Mesenchymal cells were an abundant cellular constituent of bone marrow aspirates, and separation of hematopoietic elements was achieved by centrifugation and delayed medium exchange. The remaining mesenchymal stem cells progressed from large, spindyloid, fibroblastic-appearing cells to a rounder shaped cell which formed colony plaques; isolated cells remained more spindyloid. Mesenchymal cell transformation toward a chondrocytic phenotype was verified by a shift in expression from collagen type I to type II, and an increase in quantity and molecular size of proteoglycans synthesized over time.

Conclusions

Mesenchymal stem cells obtained from adult horses have the capacity to undergo chondrogenic differentiation in monolayer cultures and may provide a locally recruitable or transplantable autogenous cell source for articular cartilage repair. (Am J Vet Res 1998;59:1182-1187).

Free access
in American Journal of Veterinary Research

Abstract

Objective

To compare chondrocyte proliferation and metabolism in three-dimensional fibrin cultures formed from polymerized autogenous fibrinogen with that of commercially manufactured fractionated fibrinogen.

Animals

Fibrinogen and chondrocytes for in vitro experimentation derived from 2 horses, ages 12 and 14 months, donated for reasons unrelated to skeletal or hematologic abnormalities.

Procedure

Fibrinogen was isolated from whole blood, using plasma cryoprecipitation and centrifugation, and fractionated fibrinogen was purchased. Each was mixed with 10 × 106 chondrocytes/0.5 ml of fibrinogen, and was polymerized by addition of 0.5 ml of calcium-activated thrombin. Thirty 1-ml fibrin-chondrocyte disks were formed from each fibrinogen source and cultured for 0 (n = 6), 7 (n = 12), or 14 (n = 12) days. Chondrocyte metabolism and cell proliferation in each fibrin type were objectively assessed by assays for total proteoglycan content, [35S]proteoglycan accumulation, proteoglycan monomer size, and total DNA. Cell morphology and cartilage-specific cell function was evaluated by routine histologic, alcian blue histochemical, type-II collagen immunohistochemical, and type-II collagen in situ hybridization methods.

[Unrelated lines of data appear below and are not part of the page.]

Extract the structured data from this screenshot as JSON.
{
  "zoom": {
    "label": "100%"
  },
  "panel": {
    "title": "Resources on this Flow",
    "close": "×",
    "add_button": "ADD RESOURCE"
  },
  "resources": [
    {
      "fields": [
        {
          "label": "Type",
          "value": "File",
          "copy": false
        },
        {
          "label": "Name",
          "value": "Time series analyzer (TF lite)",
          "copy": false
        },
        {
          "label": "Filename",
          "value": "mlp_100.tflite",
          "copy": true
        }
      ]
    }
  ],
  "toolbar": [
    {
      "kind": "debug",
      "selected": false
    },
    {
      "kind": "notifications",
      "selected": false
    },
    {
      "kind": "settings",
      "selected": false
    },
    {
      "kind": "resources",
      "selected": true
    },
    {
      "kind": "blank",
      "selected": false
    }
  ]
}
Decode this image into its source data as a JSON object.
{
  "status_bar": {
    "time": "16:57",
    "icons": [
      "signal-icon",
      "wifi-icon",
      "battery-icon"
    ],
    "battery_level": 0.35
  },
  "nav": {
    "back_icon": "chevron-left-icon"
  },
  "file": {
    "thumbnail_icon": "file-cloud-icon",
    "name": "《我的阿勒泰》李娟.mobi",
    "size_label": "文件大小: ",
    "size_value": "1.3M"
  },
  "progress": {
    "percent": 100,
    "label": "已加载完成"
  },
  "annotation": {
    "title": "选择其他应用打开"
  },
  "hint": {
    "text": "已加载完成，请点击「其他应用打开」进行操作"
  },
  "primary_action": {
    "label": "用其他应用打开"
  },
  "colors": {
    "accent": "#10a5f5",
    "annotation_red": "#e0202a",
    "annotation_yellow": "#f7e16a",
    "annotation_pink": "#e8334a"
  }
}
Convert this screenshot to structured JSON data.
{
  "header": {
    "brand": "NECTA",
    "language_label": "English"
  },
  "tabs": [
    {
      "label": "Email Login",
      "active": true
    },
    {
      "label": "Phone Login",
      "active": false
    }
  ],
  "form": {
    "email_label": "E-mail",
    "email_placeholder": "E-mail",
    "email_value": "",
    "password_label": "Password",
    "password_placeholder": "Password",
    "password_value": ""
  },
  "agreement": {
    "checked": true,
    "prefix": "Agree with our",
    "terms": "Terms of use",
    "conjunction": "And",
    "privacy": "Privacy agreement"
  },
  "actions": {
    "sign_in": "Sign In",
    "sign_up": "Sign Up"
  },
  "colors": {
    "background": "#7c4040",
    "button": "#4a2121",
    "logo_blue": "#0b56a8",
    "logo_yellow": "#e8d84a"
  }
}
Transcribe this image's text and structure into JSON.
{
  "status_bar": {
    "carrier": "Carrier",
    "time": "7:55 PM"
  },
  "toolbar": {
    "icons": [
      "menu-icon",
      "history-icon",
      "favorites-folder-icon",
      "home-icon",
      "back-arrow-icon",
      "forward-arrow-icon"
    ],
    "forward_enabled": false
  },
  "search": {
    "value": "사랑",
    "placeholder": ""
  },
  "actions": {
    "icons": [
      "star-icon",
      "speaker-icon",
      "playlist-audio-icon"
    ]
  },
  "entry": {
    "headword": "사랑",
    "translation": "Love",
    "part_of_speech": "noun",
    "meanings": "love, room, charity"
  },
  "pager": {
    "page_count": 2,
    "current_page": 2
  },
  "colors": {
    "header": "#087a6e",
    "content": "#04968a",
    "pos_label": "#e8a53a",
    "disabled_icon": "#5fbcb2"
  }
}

Results

Histologic examination indicated better retention of chondrocyte morphology in autogenous composites. Autogenous fibrinogen also stimulated greater chondrocyte proliferation (DNA content increased 1.4-fold on day 14) and supported higher proteoglycan accumulation (increased 1.4-fold on day 14), compared with commercial, fractionated fibrinogen. Abundant intracellular type-II procollagen mRNA was detected in autogenous fibrin cultures by in situ hybridization, and translation was confirmed by extensive pericellular type-II collagen accumulation.

Conclusions

Autogenous fibrinogen has an inherent capacity to maintain chondrocyte phenotypic metabolism that is reduced or absent in commercially prepared fibrinogen. Enhanced, differentiated cell function may be useful for in vivo applications, but represents an added variable that may confound in vitro experiments, and should be considered when designing studies of chondrocyte function. (Am J Vet Res 1998;59:514–520)

Free access
in American Journal of Veterinary Research